My team’s purpose in Haiti was to travel to textile factories with Share Hope and educate the pregnant factory workers on how to protect themselves from the Zika virus. We were going to be presenting to over 300 women in the course of 6 days and we weren’t quite sure how to dress for the occasion.
In my mind, I didn’t want to be overdressed and thus communicate a social class difference. But I what I didn’t realize is that although 80% of the population lives below the poverty line, the Haitian people take a lot of pride in their appearance!
In fact, when our team arrived at the factory office we all felt under-dressed! The Her Health educators were dressed professionally and looked beautiful!
Needless to say, I was completely surprised by how well dressed the people were and at the amount of clothing on the streets of Haiti. As we drove around Port au Prince I was thinking “Where on earth did all these clothes come from?”
That’s when I learned about Pepe or the journey of second hand clothing from the United States. So as I understand it, when thrift stores like the Goodwill and Salvation Army get rid of clothes they sell them to companies who buy them in bulk. These companies then sort the clothing and put them in huge pallets to sell to developing countries around the world.
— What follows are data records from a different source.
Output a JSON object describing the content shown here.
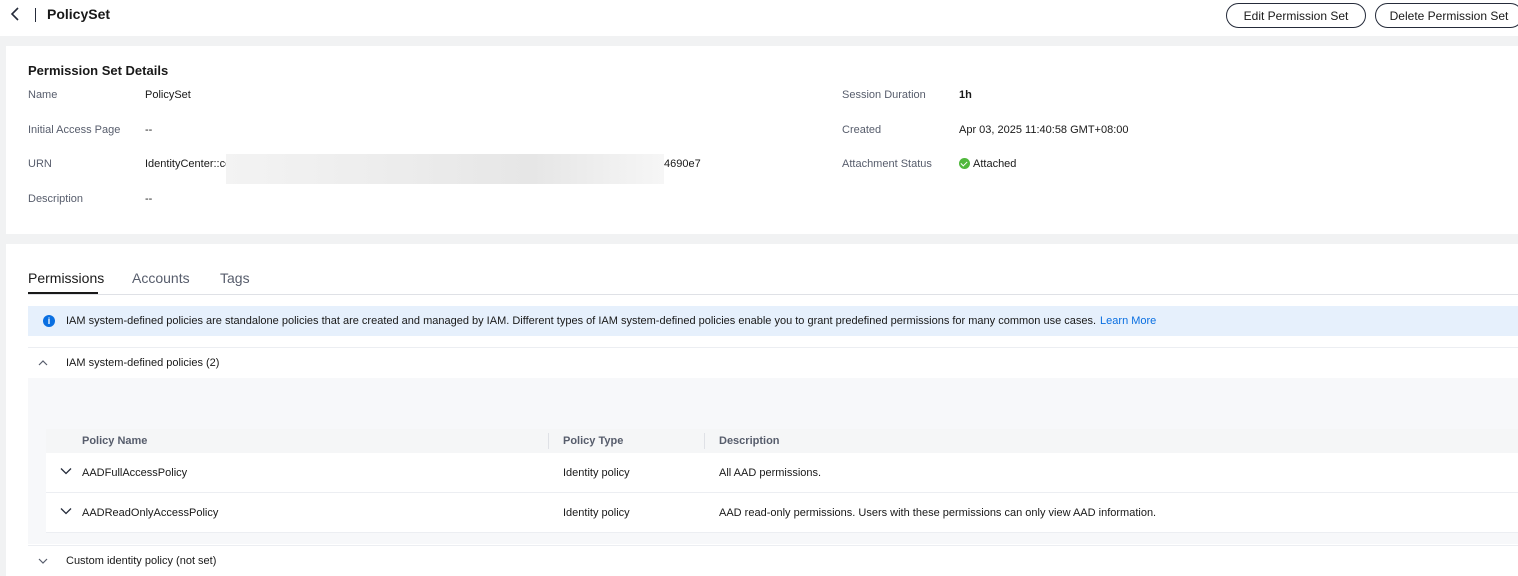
{
  "header": {
    "title": "PolicySet",
    "edit_label": "Edit Permission Set",
    "delete_label": "Delete Permission Set"
  },
  "details": {
    "title": "Permission Set Details",
    "name_label": "Name",
    "name_value": "PolicySet",
    "initial_page_label": "Initial Access Page",
    "initial_page_value": "--",
    "urn_label": "URN",
    "urn_prefix": "IdentityCenter::cc",
    "urn_suffix": "4690e7",
    "description_label": "Description",
    "description_value": "--",
    "session_label": "Session Duration",
    "session_value": "1h",
    "created_label": "Created",
    "created_value": "Apr 03, 2025 11:40:58 GMT+08:00",
    "status_label": "Attachment Status",
    "status_value": "Attached",
    "status_color": "#50b83c"
  },
  "tabs": [
    {
      "label": "Permissions"
    },
    {
      "label": "Accounts"
    },
    {
      "label": "Tags"
    }
  ],
  "banner": {
    "text": "IAM system-defined policies are standalone policies that are created and managed by IAM. Different types of IAM system-defined policies enable you to grant predefined permissions for many common use cases.",
    "link": "Learn More"
  },
  "system_section": {
    "title": "IAM system-defined policies (2)"
  },
  "table": {
    "columns": [
      "Policy Name",
      "Policy Type",
      "Description"
    ],
    "rows": [
      {
        "name": "AADFullAccessPolicy",
        "type": "Identity policy",
        "description": "All AAD permissions."
      },
      {
        "name": "AADReadOnlyAccessPolicy",
        "type": "Identity policy",
        "description": "AAD read-only permissions. Users with these permissions can only view AAD information."
      }
    ]
  },
  "custom_section": {
    "title": "Custom identity policy (not set)"
  },
  "colors": {
    "accent": "#0a6fe1",
    "banner_bg": "#e6f0fc"
  }
}
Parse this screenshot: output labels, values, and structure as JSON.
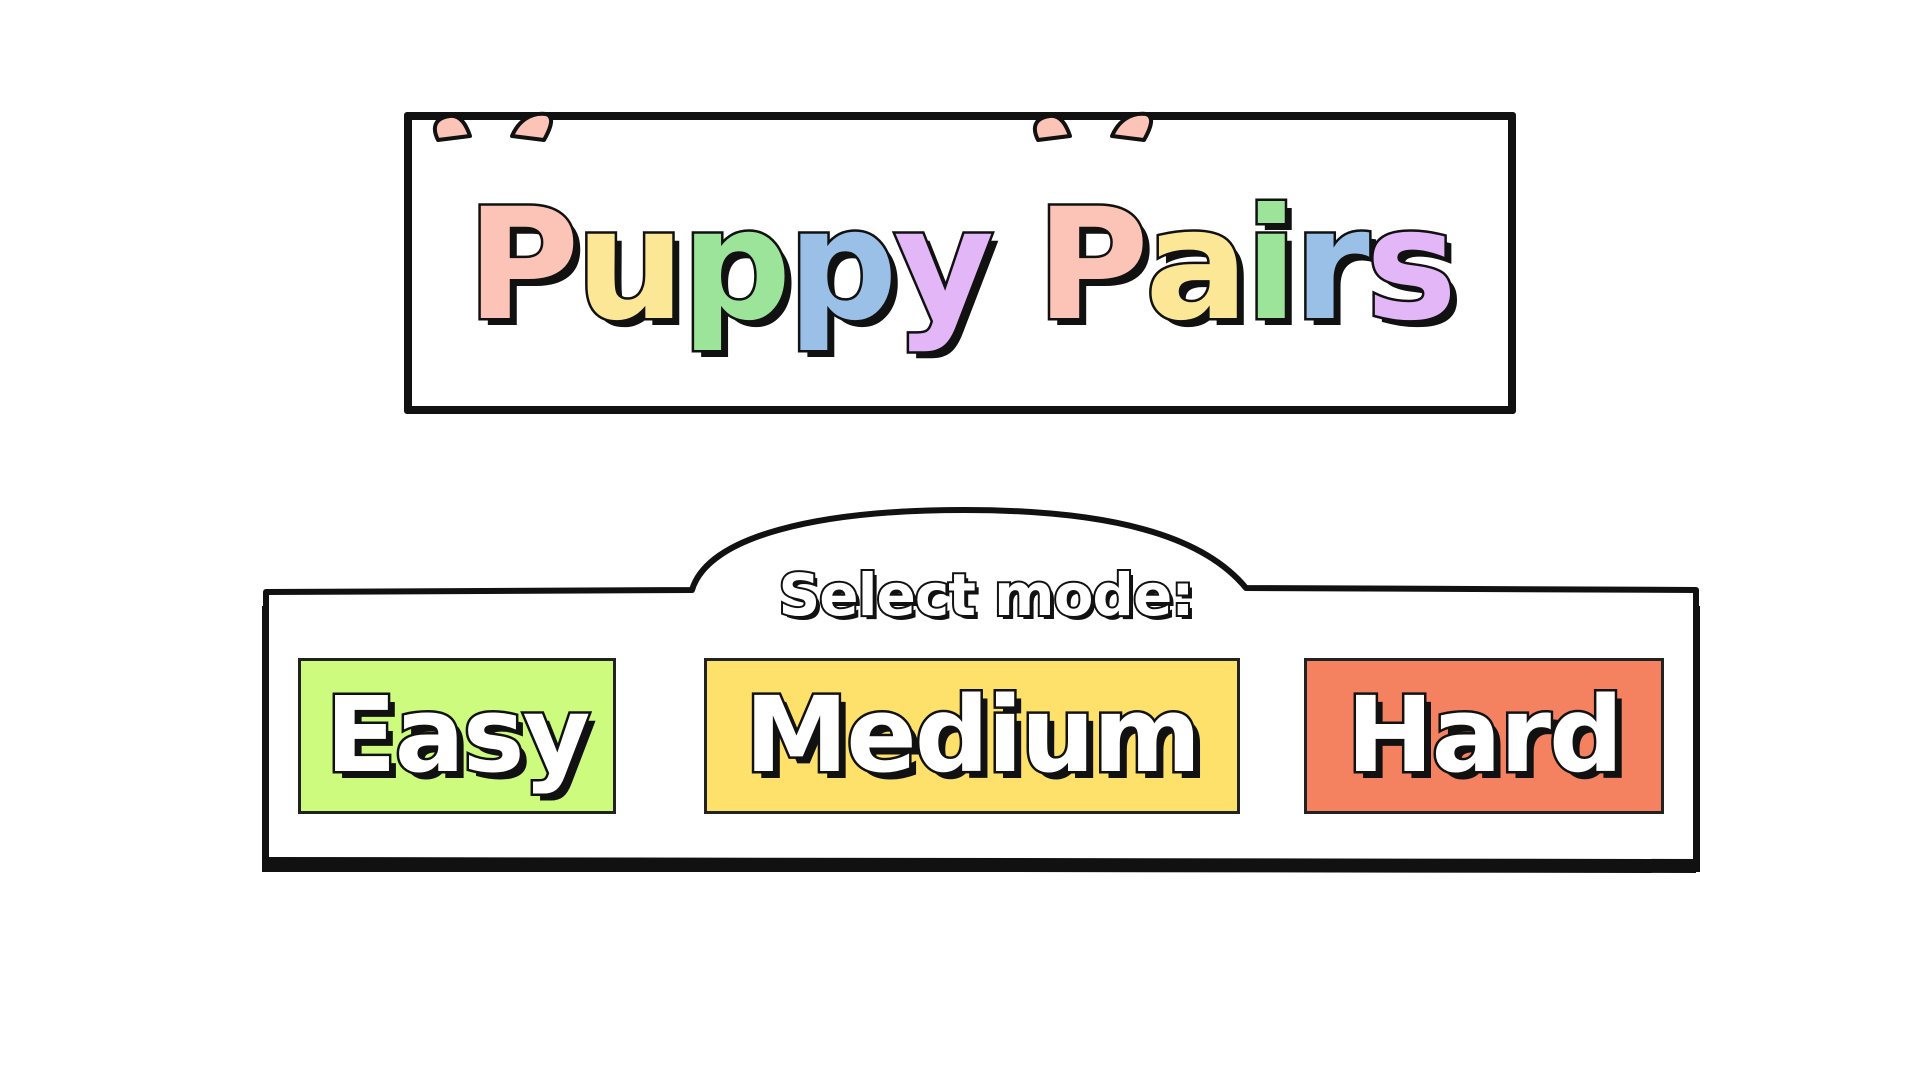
{
  "title": {
    "word1": [
      "P",
      "u",
      "p",
      "p",
      "y"
    ],
    "word2": [
      "P",
      "a",
      "i",
      "r",
      "s"
    ],
    "letter_colors": [
      "#fcc4b6",
      "#fbe795",
      "#9ce49a",
      "#9bc0e7",
      "#e2b6f7"
    ]
  },
  "mode_select": {
    "label": "Select mode:",
    "buttons": [
      {
        "id": "easy",
        "label": "Easy",
        "color": "#ccfb7e"
      },
      {
        "id": "medium",
        "label": "Medium",
        "color": "#fde16a"
      },
      {
        "id": "hard",
        "label": "Hard",
        "color": "#f48160"
      }
    ]
  },
  "colors": {
    "outline": "#111111",
    "background": "#ffffff"
  }
}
In many cases, Haitian Americans living in the States, buy the clothing in bulk and then ship it to Haiti so that the local people can buy and sell them in the markets.
It seemed like every main street was filled with people selling these items. I saw a lot of cute designer clothes and shoes and trust me, the next time I travel to Haiti, I will be dressed cute!
From June 20-25th, I traveled to Haiti with five other women to partner with Share Hope’s Her Health Education program. There was so much that I witnessed and so I’ve decided to write a series of post as a way for me to share what I encountered during my brief time Port au Prince.
Now before we arrived in Haiti, several team members expressed concern about us driving ourselves. You see, just because we all could handle driving in Manhattan's rush hour traffic, did not qualify us for driving in Port au Prince. I’m so glad we hired a driver because driving was definitely a cross-cultural experience!
First, many streets had huge pot holes, traffic lights seemed almost non-existent, and lane divisions were not clearly outlined. In some parts of the city, traffic was so crazy that at any point, another vehicle could be going in the opposite direction but headed directly towards you in your lane. And although it appeared chaotic, the people knew how to navigate the streets and get from point A to point B without killing each other or road rage! New Yorkers could learn a lot from the Haitian drivers!
What I found interesting was that although the streets were crowded with vehicles, according to the World Factbook of Haiti, only 5 out of 1000 people own vehicles. Most Haitians travel by motorcycle or tap taps which are colorful buses and trucks which serve as public transportation. For a ride, the people pay about 25 cents and travel throughout the city.
I have lot's to share about my time in Haiti, so make sure to check out the other post in this series!
I've been married to my best friend Bryan Murray since the year 2000. Now we have four incredible children and a super full life with extended family and friends.